Hedging with currency futures
  • Long Hedge
    • Example
      • To hedge dollar-for-dollar, the importer will need to match the current dollar value of the watches with the current dollar value of the futures contract
      • The current dollar value of the watches is
        • SF375,000*$0.6369/SF = $238,837.50
      • The current dollar value of the Swiss Franc future is:
        • SF125,000*$0.6514/SF = $81,425
hedging with currency futures48
Hedging with currency futures
  • Long Hedge
    • Example
      • The importer will need to go long in
        • 238,837.50/81,425 = 2.93 = 3 contracts
      • Assume the exchange rate at the time of the transaction is $0.6600/SF and the futures rate is $0.6750/SF
        • The importer will lose 375,000*(0.6600-0.6369)
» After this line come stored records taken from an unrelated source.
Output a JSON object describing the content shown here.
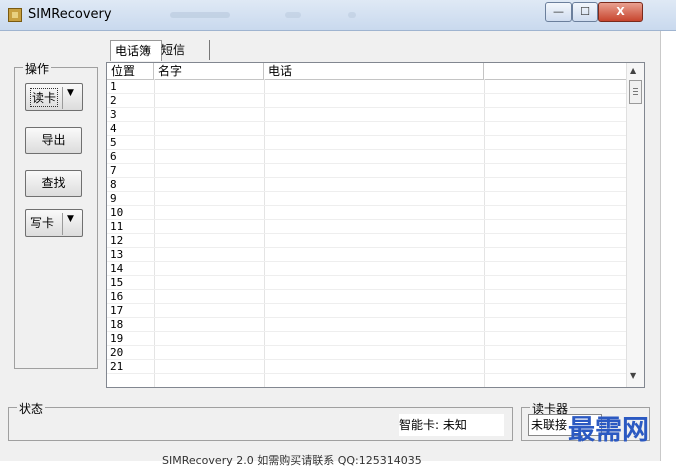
{
  "window": {
    "title": "SIMRecovery",
    "min_symbol": "—",
    "max_symbol": "☐",
    "close_symbol": "X"
  },
  "tabs": [
    "电话簿",
    "短信"
  ],
  "operations": {
    "group_label": "操作",
    "read_card": "读卡",
    "export": "导出",
    "find": "查找",
    "write_card": "写卡",
    "dropdown_arrow": "▼"
  },
  "table": {
    "columns": [
      "位置",
      "名字",
      "电话",
      ""
    ],
    "rows": [
      "1",
      "2",
      "3",
      "4",
      "5",
      "6",
      "7",
      "8",
      "9",
      "10",
      "11",
      "12",
      "13",
      "14",
      "15",
      "16",
      "17",
      "18",
      "19",
      "20",
      "21"
    ]
  },
  "status": {
    "group_label": "状态",
    "smart_card": "智能卡: 未知"
  },
  "reader": {
    "group_label": "读卡器",
    "value": "未联接"
  },
  "watermark": "最需网",
  "footer": "SIMRecovery 2.0   如需购买请联系 QQ:125314035"
}
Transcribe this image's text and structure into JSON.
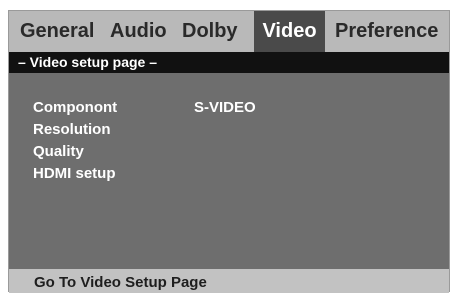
{
  "tabs": [
    {
      "label": "General",
      "active": false
    },
    {
      "label": "Audio",
      "active": false
    },
    {
      "label": "Dolby",
      "active": false
    },
    {
      "label": "Video",
      "active": true
    },
    {
      "label": "Preference",
      "active": false
    }
  ],
  "page_header": "– Video setup page –",
  "menu": {
    "items": [
      {
        "label": "Componont",
        "value": "S-VIDEO"
      },
      {
        "label": "Resolution",
        "value": ""
      },
      {
        "label": "Quality",
        "value": ""
      },
      {
        "label": "HDMI setup",
        "value": ""
      }
    ]
  },
  "status": "Go To Video Setup Page",
  "colors": {
    "panel": "#b9b9b9",
    "content": "#6e6e6e",
    "header_bar": "#111111",
    "active_tab": "#4a4a4a",
    "status_bar": "#c2c2c2"
  }
}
        • =$8662.50
        • However the importer will have made
        • 3*125,000*(0.6750-0.6514) = $8850
hedging with currency futures49
Hedging with currency futures
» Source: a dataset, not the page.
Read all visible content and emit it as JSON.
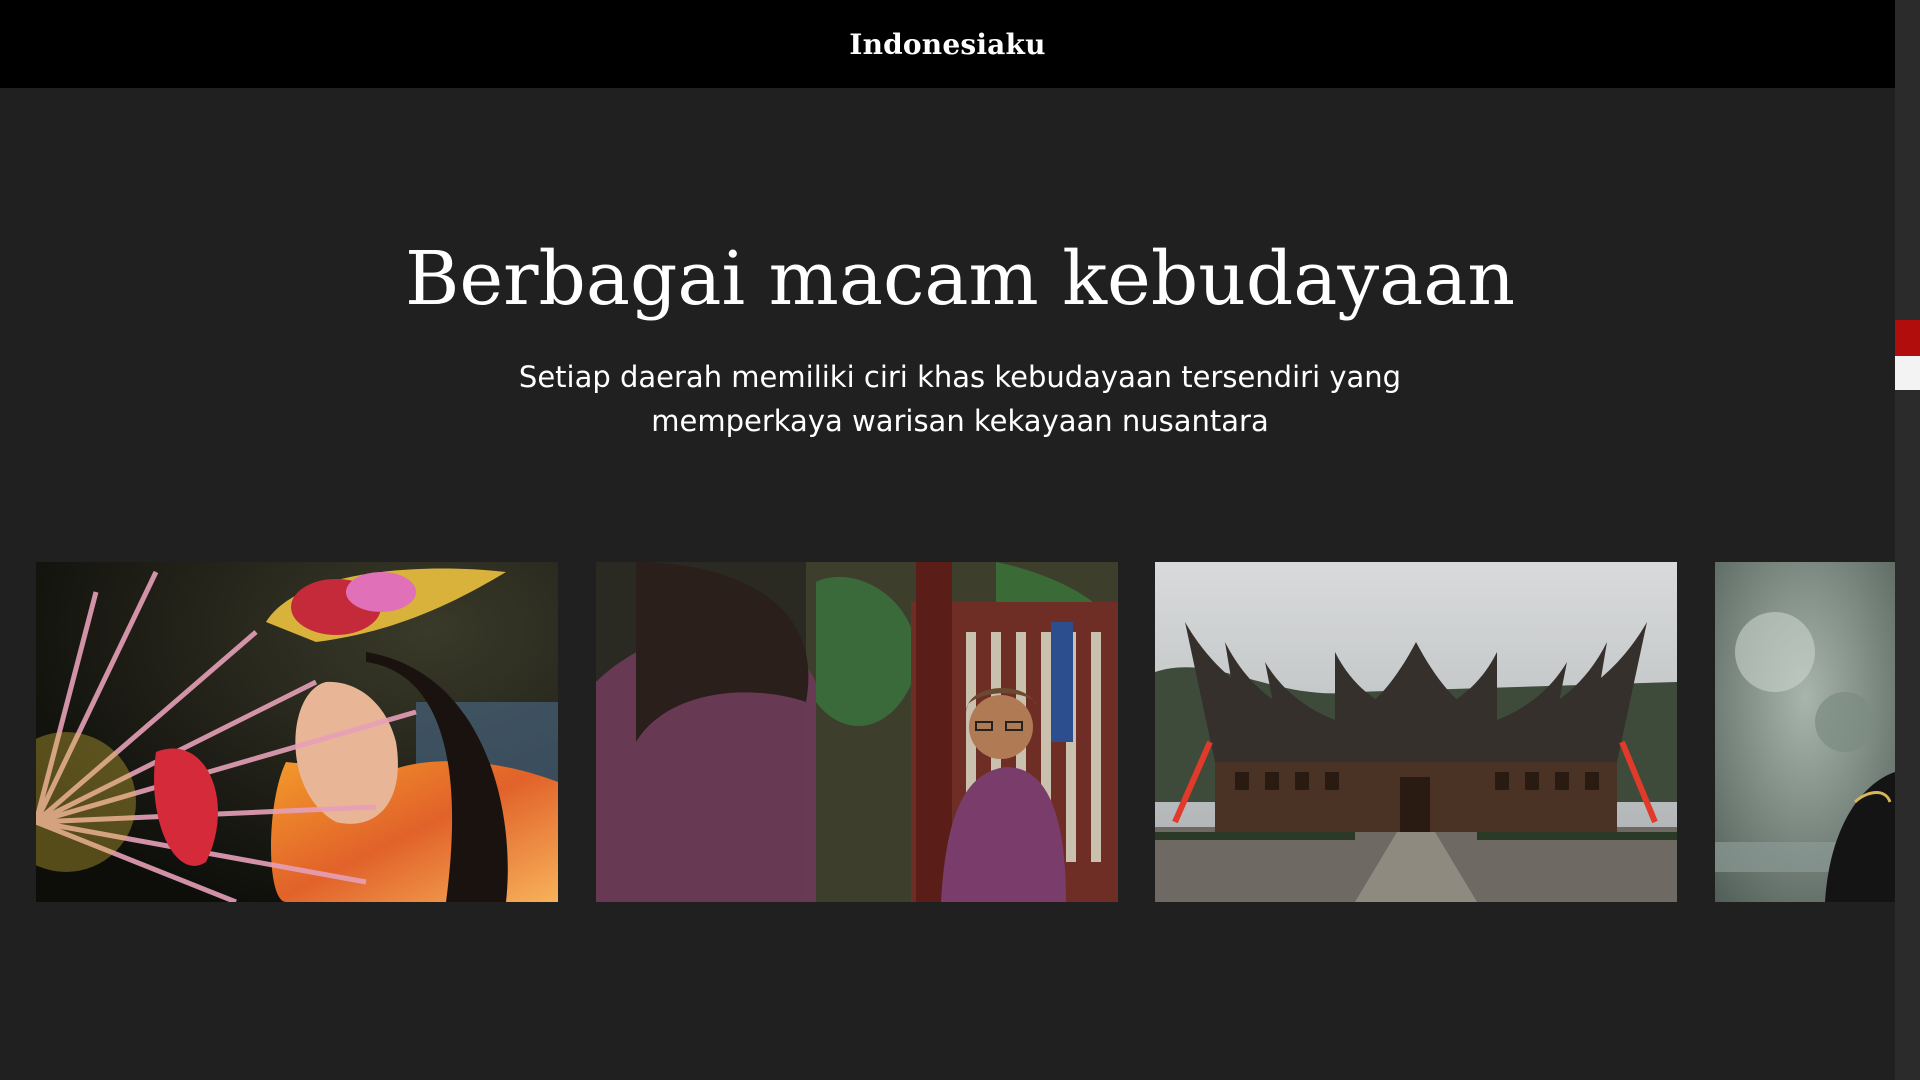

  • Short hedge
    • The short hedge is used when a company expects a cash inflow in a foreign currency and expect a depreciation in the foreign currency relative to the home currency
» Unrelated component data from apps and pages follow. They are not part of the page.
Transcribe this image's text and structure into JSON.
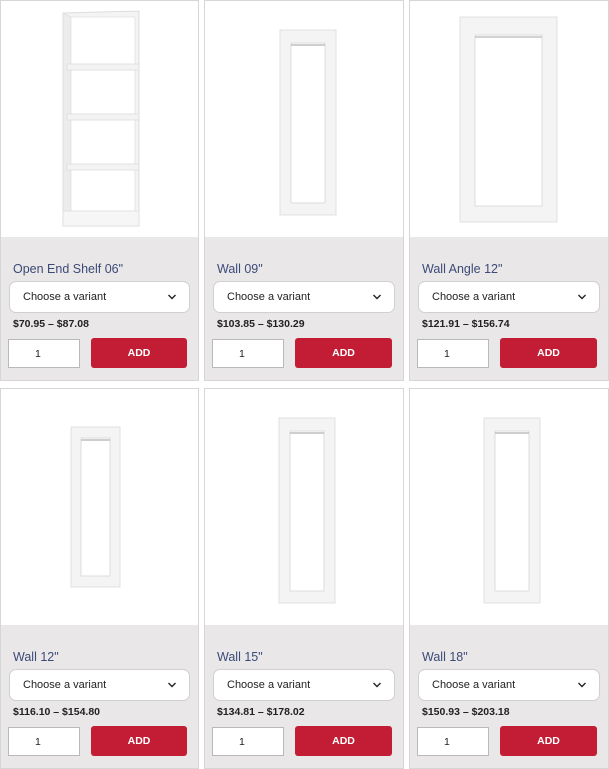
{
  "products": [
    {
      "name": "Open End Shelf 06\"",
      "variant_placeholder": "Choose a variant",
      "price": "$70.95 – $87.08",
      "quantity": "1",
      "add_label": "ADD",
      "image": "open-shelf"
    },
    {
      "name": "Wall 09\"",
      "variant_placeholder": "Choose a variant",
      "price": "$103.85 – $130.29",
      "quantity": "1",
      "add_label": "ADD",
      "image": "narrow-door"
    },
    {
      "name": "Wall Angle 12\"",
      "variant_placeholder": "Choose a variant",
      "price": "$121.91 – $156.74",
      "quantity": "1",
      "add_label": "ADD",
      "image": "wide-door"
    },
    {
      "name": "Wall 12\"",
      "variant_placeholder": "Choose a variant",
      "price": "$116.10 – $154.80",
      "quantity": "1",
      "add_label": "ADD",
      "image": "narrow-door"
    },
    {
      "name": "Wall 15\"",
      "variant_placeholder": "Choose a variant",
      "price": "$134.81 – $178.02",
      "quantity": "1",
      "add_label": "ADD",
      "image": "narrow-door"
    },
    {
      "name": "Wall 18\"",
      "variant_placeholder": "Choose a variant",
      "price": "$150.93 – $203.18",
      "quantity": "1",
      "add_label": "ADD",
      "image": "narrow-door"
    }
  ],
  "colors": {
    "add_button": "#c21d34",
    "title_text": "#3b4a78",
    "card_background": "#e9e7e7"
  }
}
    • “Short” refers to taking a short position in the currency
    • The short position locks in a rate at which the foreign currency can be sold
hedging with currency futures50
Hedging with currency futures
  • Example
    • A US based corporation is expected to earn DM260,000 from its German subsidiary at the end of March. The current spot rate on March 1 is $0.5442/DM. The current June DM futures contract is priced at $0.5498/DM. How can the company hedge its position using the futures contract?
hedging with currency futures51
Hedging with currency futures
  • Example
    • Again, we need to match the dollar value of the inflow with the dollar value of the futures contract
    • Dollar value of inflow:
      • $0.5442/DM*DM260,000 = $141,492
    • Dollar value of futures contract:
      • $0.5498*DM125,000 = $68,725
    • Number of contracts needed
      • $141,492/68,725 = 2.05 = 2
hedging with currency futures52
Hedging with currency futures
  • Example
    • Assume the exchange rate in March is $0.5400/DM and the futures rate is $0.5475
    • The company will lose
      • (0.5442 - 0.5400)*260,000 = $1092 on the exchange
    • The company will gain
      • (0.5498-0.5475)*125,000*2 = $575 on the future
currency options
Currency Options
  • Hedging with currency options
    • Options are a more expensive hedging choice than futures contracts
    • Options are like an insurance position. We pay a premium to insure against currency movements that are detrimental to our position.
    • With options, our downside risk is limited to the premium paid.
currency options54
Currency Options
  • Hedging with currency options
    • One type of situation where options will be superior to futures is in a situation where the firm makes a bid on a foreign project
    • The project bid will either be accepted or rejected in the future.
    • If we hedge our potential exposure with futures contracts and our bid is not accepted, we will be in a naked position in the futures contract and have an unlimited downside
currency options55
Currency Options
  • Hedging with currency options
    • Example
      • Assume we want to make a bid on a Swiss project to be completed in June. Our finance department has determined we need $1,000,000 in revenue for the project to be profitable. There is a put contract with an exercise price of $0.60/SF. The contract is written on 62.500 francs and has a quote price of $0.0021
currency options56
Currency Options
  • Hedging with currency options
    • Example
      • We can effectively lock in an exchange rate of
      • X - Co. Thus, we can determine the bid to make on the project using this exchange rate
      • Our effective exchange rate will be
        • $0.60 - 0.0021 = 0.5979
      • Our bid should be $1,000,000/0.5979 = SF1.672,520
      • We should buy 1,672,500/62,500 = 27 contracts
currency options57
Currency Options
  • Hedging with currency options
    • Example
      • The cost of our hedge is 0.0021*62,500*27 = $3,543.75
      • Even if we do not receive the bid, our exposure is limited to the cost of the hedge, since the worst that will happen is that the option will expire worthless
      • If we win, the bid will be worth $1,000,000 regardless of the exchange rate